Component data from apps and pages:
⁂
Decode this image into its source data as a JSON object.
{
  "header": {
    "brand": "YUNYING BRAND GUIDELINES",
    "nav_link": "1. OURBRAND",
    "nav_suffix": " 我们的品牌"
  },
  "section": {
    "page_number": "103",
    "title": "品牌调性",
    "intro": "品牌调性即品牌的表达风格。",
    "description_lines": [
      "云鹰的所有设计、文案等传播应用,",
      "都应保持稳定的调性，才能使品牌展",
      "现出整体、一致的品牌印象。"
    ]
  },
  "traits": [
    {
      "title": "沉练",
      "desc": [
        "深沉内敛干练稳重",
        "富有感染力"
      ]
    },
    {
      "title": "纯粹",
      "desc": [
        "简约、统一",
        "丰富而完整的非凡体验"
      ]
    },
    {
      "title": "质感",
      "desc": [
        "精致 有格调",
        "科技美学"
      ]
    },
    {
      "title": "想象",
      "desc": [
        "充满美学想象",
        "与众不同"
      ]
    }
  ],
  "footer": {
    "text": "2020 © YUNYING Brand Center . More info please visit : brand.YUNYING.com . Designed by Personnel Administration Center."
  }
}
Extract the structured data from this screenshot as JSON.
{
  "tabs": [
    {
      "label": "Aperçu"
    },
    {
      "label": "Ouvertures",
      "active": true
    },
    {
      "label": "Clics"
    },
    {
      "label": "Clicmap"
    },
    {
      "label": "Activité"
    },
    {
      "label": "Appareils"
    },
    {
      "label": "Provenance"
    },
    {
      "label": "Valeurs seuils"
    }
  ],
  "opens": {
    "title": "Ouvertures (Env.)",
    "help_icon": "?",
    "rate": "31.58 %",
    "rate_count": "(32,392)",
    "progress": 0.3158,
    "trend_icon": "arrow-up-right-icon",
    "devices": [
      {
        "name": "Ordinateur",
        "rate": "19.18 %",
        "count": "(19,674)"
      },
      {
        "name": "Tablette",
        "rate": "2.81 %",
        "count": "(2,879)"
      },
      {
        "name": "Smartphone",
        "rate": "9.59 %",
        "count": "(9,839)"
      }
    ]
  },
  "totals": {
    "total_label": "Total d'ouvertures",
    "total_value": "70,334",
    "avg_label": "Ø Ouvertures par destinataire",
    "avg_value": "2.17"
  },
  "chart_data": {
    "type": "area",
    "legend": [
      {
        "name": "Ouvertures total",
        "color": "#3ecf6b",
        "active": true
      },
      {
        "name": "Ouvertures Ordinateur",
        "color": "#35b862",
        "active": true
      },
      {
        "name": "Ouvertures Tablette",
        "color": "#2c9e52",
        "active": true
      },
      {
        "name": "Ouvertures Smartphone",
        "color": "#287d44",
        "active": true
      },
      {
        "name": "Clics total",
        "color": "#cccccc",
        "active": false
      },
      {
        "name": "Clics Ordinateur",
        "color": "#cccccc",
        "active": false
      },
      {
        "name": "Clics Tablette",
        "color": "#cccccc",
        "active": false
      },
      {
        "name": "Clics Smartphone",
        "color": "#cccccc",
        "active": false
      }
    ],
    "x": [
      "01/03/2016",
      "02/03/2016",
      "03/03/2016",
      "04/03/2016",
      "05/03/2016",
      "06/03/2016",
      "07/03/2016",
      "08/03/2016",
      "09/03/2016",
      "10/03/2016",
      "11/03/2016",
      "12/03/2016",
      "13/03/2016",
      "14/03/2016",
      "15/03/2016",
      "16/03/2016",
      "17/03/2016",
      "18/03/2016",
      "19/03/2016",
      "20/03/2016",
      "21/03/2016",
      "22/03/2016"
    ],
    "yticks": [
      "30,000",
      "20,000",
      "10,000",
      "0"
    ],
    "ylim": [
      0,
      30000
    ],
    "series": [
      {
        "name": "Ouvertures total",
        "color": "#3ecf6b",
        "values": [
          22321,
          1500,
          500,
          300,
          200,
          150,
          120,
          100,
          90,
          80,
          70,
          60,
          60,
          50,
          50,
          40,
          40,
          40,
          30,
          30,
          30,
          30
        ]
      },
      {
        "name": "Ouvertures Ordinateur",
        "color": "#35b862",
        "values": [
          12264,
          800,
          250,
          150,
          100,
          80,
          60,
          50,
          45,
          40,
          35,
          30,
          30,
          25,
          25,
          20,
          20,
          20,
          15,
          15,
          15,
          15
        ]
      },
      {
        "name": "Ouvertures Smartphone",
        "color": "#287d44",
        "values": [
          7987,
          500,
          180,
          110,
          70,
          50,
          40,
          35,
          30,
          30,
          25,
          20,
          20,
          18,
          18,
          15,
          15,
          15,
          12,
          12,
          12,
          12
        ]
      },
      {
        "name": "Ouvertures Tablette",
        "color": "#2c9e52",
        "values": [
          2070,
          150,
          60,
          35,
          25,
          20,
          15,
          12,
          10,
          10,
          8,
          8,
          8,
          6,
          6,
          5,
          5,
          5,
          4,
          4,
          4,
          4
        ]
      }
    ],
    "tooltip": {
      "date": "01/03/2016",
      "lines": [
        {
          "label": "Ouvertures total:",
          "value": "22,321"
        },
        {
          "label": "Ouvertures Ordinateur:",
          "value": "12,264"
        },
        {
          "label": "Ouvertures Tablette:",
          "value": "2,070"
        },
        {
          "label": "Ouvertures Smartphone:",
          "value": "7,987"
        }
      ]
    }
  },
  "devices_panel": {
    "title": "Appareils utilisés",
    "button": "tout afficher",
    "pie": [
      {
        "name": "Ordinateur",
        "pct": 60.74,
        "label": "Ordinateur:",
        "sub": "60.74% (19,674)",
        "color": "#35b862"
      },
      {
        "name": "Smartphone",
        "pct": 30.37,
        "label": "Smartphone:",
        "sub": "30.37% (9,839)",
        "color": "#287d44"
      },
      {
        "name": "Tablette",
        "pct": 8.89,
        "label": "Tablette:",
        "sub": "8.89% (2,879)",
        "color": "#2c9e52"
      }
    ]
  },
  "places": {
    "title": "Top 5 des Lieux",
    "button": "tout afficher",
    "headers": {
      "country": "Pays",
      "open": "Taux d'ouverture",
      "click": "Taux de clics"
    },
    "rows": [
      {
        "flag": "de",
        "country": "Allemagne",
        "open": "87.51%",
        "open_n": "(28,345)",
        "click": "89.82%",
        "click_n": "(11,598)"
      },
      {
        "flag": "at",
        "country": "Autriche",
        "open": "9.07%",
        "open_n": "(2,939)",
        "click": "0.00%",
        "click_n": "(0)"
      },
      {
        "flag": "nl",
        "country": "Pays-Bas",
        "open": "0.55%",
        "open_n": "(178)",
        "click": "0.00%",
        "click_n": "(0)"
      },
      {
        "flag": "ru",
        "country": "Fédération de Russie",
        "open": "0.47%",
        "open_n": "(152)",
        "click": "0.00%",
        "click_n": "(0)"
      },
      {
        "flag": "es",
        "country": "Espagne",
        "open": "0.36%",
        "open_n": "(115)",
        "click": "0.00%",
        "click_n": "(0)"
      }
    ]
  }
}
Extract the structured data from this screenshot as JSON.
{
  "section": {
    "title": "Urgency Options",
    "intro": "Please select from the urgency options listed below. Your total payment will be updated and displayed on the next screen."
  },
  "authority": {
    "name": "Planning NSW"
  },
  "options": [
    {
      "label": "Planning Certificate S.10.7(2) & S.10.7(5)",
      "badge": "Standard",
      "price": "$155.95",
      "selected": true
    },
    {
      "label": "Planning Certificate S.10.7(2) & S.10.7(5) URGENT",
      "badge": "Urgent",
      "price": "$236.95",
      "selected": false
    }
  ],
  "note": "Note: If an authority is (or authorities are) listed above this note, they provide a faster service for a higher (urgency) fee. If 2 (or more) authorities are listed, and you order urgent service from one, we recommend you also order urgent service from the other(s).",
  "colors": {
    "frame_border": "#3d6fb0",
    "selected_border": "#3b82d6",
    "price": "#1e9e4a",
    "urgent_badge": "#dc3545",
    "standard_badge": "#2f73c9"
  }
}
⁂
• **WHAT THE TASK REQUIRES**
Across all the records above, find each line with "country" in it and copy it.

• **RESPONSE BOX**
      "country": "Pays",
        "country": "Allemagne",
        "country": "Autriche",
        "country": "Pays-Bas",
        "country": "Fédération de Russie",
        "country": "Espagne",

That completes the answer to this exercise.